Items from a data source:

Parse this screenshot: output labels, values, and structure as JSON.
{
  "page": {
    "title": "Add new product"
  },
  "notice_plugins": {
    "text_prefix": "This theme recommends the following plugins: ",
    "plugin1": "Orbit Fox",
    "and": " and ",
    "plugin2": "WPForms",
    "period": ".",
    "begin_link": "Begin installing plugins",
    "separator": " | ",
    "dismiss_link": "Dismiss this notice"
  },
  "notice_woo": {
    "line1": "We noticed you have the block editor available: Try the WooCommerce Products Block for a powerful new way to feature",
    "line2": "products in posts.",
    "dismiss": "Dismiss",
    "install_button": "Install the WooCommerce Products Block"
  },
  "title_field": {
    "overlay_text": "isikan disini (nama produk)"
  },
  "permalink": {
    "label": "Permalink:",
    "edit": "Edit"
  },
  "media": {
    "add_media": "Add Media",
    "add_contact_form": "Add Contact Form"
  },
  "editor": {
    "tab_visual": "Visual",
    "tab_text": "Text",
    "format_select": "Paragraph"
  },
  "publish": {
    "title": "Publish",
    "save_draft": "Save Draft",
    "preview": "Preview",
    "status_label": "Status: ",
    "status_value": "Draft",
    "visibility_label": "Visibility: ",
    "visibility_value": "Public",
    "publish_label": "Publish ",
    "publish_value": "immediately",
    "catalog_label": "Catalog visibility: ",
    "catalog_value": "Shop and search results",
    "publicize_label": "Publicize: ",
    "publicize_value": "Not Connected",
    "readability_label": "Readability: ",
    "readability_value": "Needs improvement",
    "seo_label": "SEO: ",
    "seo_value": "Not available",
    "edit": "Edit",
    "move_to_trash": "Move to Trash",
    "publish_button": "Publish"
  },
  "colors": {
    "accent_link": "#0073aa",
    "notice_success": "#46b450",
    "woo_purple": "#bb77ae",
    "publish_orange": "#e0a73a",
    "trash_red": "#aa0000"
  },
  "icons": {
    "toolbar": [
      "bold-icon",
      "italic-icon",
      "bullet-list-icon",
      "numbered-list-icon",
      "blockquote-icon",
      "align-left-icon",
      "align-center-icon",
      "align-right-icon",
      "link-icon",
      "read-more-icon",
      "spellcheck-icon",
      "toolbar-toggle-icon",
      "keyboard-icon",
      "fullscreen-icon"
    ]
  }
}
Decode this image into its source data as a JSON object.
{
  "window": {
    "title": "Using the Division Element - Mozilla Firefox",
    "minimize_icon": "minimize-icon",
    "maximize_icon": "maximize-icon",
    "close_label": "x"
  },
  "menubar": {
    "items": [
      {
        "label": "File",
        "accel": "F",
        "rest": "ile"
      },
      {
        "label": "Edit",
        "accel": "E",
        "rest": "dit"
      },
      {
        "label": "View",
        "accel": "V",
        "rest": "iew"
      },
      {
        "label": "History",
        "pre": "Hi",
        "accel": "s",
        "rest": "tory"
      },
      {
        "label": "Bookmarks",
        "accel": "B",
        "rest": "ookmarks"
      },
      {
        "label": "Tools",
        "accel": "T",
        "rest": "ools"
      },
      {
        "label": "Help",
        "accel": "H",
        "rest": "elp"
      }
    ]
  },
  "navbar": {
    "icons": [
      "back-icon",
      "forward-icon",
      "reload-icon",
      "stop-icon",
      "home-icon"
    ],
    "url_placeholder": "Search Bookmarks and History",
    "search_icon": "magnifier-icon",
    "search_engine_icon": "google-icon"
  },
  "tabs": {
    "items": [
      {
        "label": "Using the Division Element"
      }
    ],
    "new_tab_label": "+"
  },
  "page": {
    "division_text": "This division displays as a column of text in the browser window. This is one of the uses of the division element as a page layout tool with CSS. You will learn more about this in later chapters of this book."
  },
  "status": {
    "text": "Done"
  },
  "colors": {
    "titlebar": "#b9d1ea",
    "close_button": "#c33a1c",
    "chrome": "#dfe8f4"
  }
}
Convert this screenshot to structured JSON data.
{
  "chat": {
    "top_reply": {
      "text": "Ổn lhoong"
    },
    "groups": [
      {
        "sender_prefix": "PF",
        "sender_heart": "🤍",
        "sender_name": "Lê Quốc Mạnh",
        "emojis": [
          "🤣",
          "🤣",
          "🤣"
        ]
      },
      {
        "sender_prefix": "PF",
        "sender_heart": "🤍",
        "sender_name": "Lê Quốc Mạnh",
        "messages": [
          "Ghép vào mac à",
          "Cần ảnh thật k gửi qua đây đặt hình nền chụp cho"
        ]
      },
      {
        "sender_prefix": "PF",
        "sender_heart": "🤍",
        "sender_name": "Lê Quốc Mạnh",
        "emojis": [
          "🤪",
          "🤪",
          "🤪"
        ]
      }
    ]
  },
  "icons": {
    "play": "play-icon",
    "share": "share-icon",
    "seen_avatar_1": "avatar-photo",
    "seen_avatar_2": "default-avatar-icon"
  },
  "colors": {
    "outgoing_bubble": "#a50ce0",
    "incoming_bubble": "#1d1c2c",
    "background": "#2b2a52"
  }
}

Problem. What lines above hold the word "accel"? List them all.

Solution for this exercise.
        "accel": "F",
        "accel": "E",
        "accel": "V",
        "accel": "s",
        "accel": "B",
        "accel": "T",
        "accel": "H",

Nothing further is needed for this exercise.